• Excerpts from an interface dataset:
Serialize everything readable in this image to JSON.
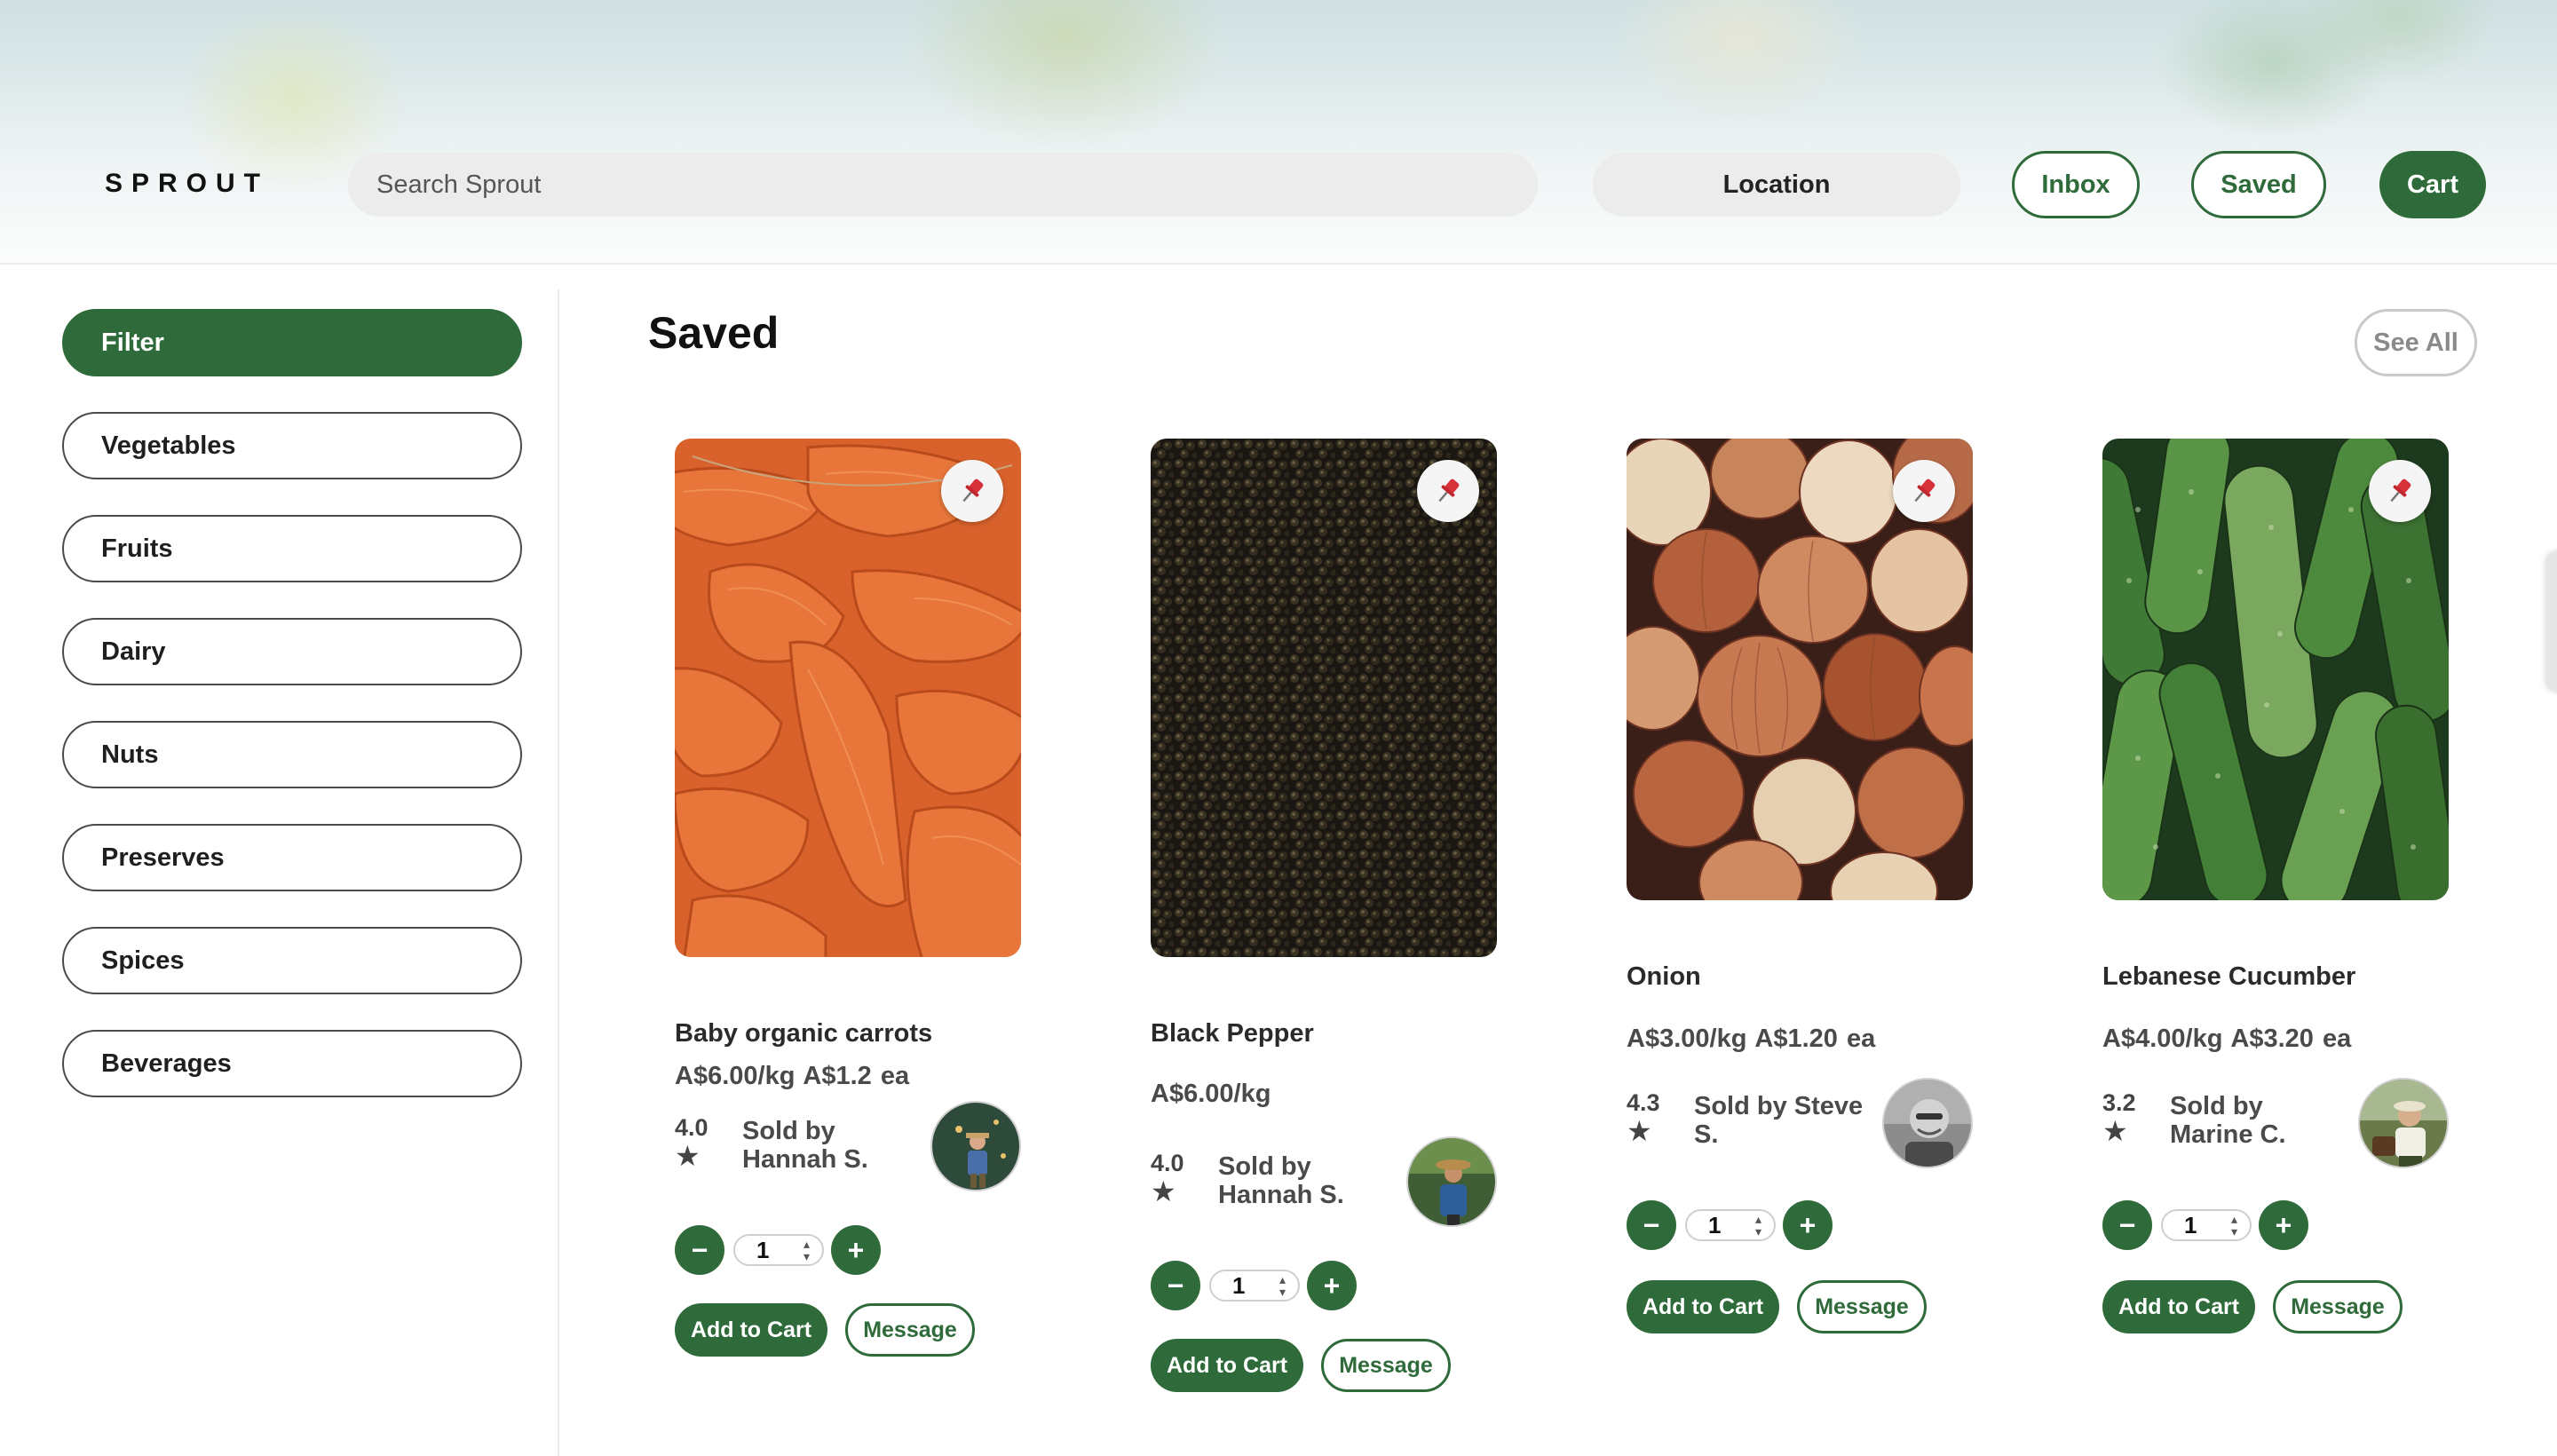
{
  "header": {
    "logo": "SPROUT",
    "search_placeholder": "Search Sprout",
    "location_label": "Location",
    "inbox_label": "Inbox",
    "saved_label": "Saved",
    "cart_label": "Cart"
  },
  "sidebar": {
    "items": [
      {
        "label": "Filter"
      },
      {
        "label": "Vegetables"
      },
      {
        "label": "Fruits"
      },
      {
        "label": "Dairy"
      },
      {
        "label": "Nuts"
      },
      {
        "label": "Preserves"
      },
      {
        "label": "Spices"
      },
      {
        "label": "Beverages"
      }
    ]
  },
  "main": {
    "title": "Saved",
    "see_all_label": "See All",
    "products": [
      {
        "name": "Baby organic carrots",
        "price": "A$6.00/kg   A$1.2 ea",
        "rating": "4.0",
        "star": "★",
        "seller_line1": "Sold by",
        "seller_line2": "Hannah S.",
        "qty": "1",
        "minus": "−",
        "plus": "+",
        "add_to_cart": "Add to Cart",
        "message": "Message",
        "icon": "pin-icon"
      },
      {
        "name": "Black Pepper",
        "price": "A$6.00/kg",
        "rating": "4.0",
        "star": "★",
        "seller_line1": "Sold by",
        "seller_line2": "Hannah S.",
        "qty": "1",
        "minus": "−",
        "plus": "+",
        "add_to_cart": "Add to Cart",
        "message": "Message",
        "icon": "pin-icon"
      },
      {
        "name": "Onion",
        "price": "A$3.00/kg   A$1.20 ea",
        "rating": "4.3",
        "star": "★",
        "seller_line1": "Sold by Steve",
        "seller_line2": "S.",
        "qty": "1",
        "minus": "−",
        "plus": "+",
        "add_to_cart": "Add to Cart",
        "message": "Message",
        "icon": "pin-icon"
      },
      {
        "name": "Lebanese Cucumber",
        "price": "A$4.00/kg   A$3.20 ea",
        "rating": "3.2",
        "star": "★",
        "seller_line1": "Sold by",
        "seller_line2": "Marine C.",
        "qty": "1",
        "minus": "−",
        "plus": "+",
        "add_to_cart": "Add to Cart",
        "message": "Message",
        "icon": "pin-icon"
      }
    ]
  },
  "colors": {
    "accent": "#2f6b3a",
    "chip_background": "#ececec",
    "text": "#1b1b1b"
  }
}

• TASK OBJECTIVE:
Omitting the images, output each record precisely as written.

• ANSWER BELOW:
Serialize everything readable in this image to JSON.
{
  "header": {
    "logo": "SPROUT",
    "search_placeholder": "Search Sprout",
    "location_label": "Location",
    "inbox_label": "Inbox",
    "saved_label": "Saved",
    "cart_label": "Cart"
  },
  "sidebar": {
    "items": [
      {
        "label": "Filter"
      },
      {
        "label": "Vegetables"
      },
      {
        "label": "Fruits"
      },
      {
        "label": "Dairy"
      },
      {
        "label": "Nuts"
      },
      {
        "label": "Preserves"
      },
      {
        "label": "Spices"
      },
      {
        "label": "Beverages"
      }
    ]
  },
  "main": {
    "title": "Saved",
    "see_all_label": "See All",
    "products": [
      {
        "name": "Baby organic carrots",
        "price": "A$6.00/kg   A$1.2 ea",
        "rating": "4.0",
        "star": "★",
        "seller_line1": "Sold by",
        "seller_line2": "Hannah S.",
        "qty": "1",
        "minus": "−",
        "plus": "+",
        "add_to_cart": "Add to Cart",
        "message": "Message",
        "icon": "pin-icon"
      },
      {
        "name": "Black Pepper",
        "price": "A$6.00/kg",
        "rating": "4.0",
        "star": "★",
        "seller_line1": "Sold by",
        "seller_line2": "Hannah S.",
        "qty": "1",
        "minus": "−",
        "plus": "+",
        "add_to_cart": "Add to Cart",
        "message": "Message",
        "icon": "pin-icon"
      },
      {
        "name": "Onion",
        "price": "A$3.00/kg   A$1.20 ea",
        "rating": "4.3",
        "star": "★",
        "seller_line1": "Sold by Steve",
        "seller_line2": "S.",
        "qty": "1",
        "minus": "−",
        "plus": "+",
        "add_to_cart": "Add to Cart",
        "message": "Message",
        "icon": "pin-icon"
      },
      {
        "name": "Lebanese Cucumber",
        "price": "A$4.00/kg   A$3.20 ea",
        "rating": "3.2",
        "star": "★",
        "seller_line1": "Sold by",
        "seller_line2": "Marine C.",
        "qty": "1",
        "minus": "−",
        "plus": "+",
        "add_to_cart": "Add to Cart",
        "message": "Message",
        "icon": "pin-icon"
      }
    ]
  },
  "colors": {
    "accent": "#2f6b3a",
    "chip_background": "#ececec",
    "text": "#1b1b1b"
  }
}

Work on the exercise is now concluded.